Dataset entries

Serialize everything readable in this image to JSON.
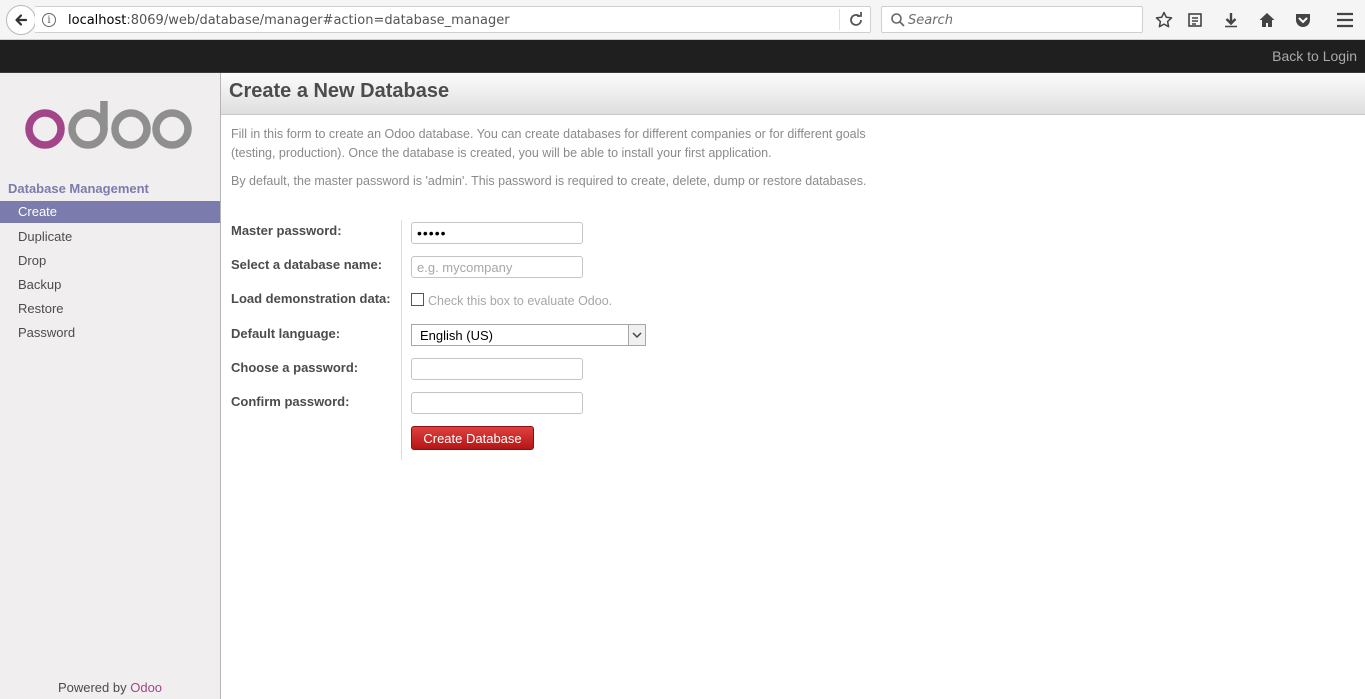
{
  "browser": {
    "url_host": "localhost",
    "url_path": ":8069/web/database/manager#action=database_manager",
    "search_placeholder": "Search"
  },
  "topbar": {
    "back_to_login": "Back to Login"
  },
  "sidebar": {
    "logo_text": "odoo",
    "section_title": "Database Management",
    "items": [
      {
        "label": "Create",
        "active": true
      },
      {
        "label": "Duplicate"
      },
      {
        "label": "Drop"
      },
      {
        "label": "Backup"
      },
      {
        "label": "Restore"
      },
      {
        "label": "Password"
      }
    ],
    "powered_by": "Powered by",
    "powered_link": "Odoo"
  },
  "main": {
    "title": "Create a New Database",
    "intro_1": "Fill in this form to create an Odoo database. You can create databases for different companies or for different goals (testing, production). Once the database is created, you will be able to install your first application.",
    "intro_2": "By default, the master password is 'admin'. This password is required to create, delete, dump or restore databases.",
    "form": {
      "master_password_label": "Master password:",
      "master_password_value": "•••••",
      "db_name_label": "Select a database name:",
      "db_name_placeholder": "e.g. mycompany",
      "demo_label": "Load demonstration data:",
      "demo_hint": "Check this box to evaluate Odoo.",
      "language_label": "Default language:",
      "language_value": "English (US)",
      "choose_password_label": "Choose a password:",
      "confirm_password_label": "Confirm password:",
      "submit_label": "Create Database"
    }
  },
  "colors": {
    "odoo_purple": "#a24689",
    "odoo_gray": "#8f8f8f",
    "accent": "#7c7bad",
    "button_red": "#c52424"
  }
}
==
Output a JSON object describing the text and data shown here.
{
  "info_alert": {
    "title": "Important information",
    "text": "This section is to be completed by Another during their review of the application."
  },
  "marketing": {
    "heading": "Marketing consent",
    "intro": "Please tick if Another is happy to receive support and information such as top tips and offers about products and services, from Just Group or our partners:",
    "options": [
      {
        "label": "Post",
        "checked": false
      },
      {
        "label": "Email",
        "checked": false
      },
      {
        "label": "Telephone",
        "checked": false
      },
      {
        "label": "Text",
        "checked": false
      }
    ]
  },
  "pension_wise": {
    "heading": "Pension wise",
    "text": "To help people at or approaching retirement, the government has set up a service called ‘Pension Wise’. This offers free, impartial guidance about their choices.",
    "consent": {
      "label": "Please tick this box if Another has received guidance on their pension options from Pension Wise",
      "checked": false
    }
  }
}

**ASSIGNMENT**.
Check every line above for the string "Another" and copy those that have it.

**RESPONSE**.
    "text": "This section is to be completed by Another during their review of the application."
    "intro": "Please tick if Another is happy to receive support and information such as top tips and offers about products and services, from Just Group or our partners:",
      "label": "Please tick this box if Another has received guidance on their pension options from Pension Wise",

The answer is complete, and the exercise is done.